  • Separation Agreement - Your spouse and you must live apart for a year under a separation agreement to have grounds for a divorce.  A separation agreement is a detailed written document carefully prepared by your attorneys where the parties agree to live apart for the rest of their lives.  It details the custody and support for the children, the division of property, and all other matters relating to the marital relationship.  In a year, either party may bring the separation agreement to court and convert it into a divorce judgment so long as they have meet the terms of the separation agreement.
  • No-Fault Divorce - Under New York law, a couple may get a no-fault divorce if one of them has stated, under oath, that their marriage has broken down irretrievably for at least six months. Before a no-fault divorce will be granted, all issues relating to the dissolution -- including property division, spousal support, child support, and child custody and visitation -- must be resolved. This can be done in a separation agreement or by order of the judge. 

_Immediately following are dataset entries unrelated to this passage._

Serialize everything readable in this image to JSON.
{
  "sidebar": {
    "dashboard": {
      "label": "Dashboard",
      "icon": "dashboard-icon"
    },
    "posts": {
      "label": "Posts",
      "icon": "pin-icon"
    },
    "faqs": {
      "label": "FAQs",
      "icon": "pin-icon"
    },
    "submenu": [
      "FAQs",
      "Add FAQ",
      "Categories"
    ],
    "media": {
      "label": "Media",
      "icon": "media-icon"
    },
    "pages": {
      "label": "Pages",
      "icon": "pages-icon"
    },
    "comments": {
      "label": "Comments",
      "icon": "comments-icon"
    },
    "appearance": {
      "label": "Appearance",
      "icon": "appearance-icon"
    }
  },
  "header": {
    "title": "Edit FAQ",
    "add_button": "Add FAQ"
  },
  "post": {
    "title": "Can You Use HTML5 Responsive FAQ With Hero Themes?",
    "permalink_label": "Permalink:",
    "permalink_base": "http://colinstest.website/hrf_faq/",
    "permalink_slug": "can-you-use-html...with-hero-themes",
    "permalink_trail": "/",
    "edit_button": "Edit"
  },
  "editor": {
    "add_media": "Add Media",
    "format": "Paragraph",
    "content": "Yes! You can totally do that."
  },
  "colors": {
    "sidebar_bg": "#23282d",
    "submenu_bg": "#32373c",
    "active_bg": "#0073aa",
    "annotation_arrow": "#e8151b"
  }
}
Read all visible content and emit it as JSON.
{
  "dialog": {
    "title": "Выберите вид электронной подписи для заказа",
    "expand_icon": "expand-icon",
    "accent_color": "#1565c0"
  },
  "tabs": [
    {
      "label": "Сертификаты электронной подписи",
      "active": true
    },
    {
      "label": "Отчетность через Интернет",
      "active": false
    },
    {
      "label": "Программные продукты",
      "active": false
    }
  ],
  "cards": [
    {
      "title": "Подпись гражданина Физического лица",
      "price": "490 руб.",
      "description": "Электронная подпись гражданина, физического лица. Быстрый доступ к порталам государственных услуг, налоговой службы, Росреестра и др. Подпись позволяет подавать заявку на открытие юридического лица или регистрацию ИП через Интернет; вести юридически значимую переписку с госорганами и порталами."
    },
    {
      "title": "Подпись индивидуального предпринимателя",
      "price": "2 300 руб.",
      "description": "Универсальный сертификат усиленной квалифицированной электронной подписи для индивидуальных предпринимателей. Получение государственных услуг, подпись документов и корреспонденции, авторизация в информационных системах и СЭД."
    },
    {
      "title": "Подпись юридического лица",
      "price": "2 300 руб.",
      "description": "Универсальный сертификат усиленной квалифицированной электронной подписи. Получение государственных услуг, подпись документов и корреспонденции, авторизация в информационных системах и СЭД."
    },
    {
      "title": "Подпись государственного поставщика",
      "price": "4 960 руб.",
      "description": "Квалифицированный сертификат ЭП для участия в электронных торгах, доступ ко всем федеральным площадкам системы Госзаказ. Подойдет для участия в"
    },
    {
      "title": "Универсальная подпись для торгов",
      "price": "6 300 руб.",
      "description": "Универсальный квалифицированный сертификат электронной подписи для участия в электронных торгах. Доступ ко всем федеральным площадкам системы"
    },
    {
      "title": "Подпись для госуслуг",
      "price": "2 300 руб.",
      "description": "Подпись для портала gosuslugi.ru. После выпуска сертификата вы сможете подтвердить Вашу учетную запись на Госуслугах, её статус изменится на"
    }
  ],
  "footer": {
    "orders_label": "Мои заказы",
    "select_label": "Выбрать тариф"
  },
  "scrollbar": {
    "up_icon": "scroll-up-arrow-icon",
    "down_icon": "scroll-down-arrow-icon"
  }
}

Regardless of whether your spouse consents to a divorce, you will still need the above grounds.

Equitable Distribution
Marital Property is the property jointly owned by both spouses subject to distribution upon divorce.  It includes all property and income earned by the spouses during the course of the marriage, regardless of the form that title is held.  Separate property, which will be discussed in further detail below, is held by only one of the spouses and it is not subject to equitable distribution during divorce.

Marital property includes retirement accounts, pension savings, real property purchased with marital funds, household items, automobiles, and more.

In the State of New York, professional licenses, such as doctors and lawyers, are subject to equitable distribution if the license was earned during the course of the marriage.  The analysis is based on enhanced earning capacity allowed by the professional license, with the other spouse receiving a percentage of that enhanced earning capacity upon divorce.

If an asset has been acquired during the course of the marriage, the burden is on the spouse seeking to classify it as separate property and not subject to equitable distribution.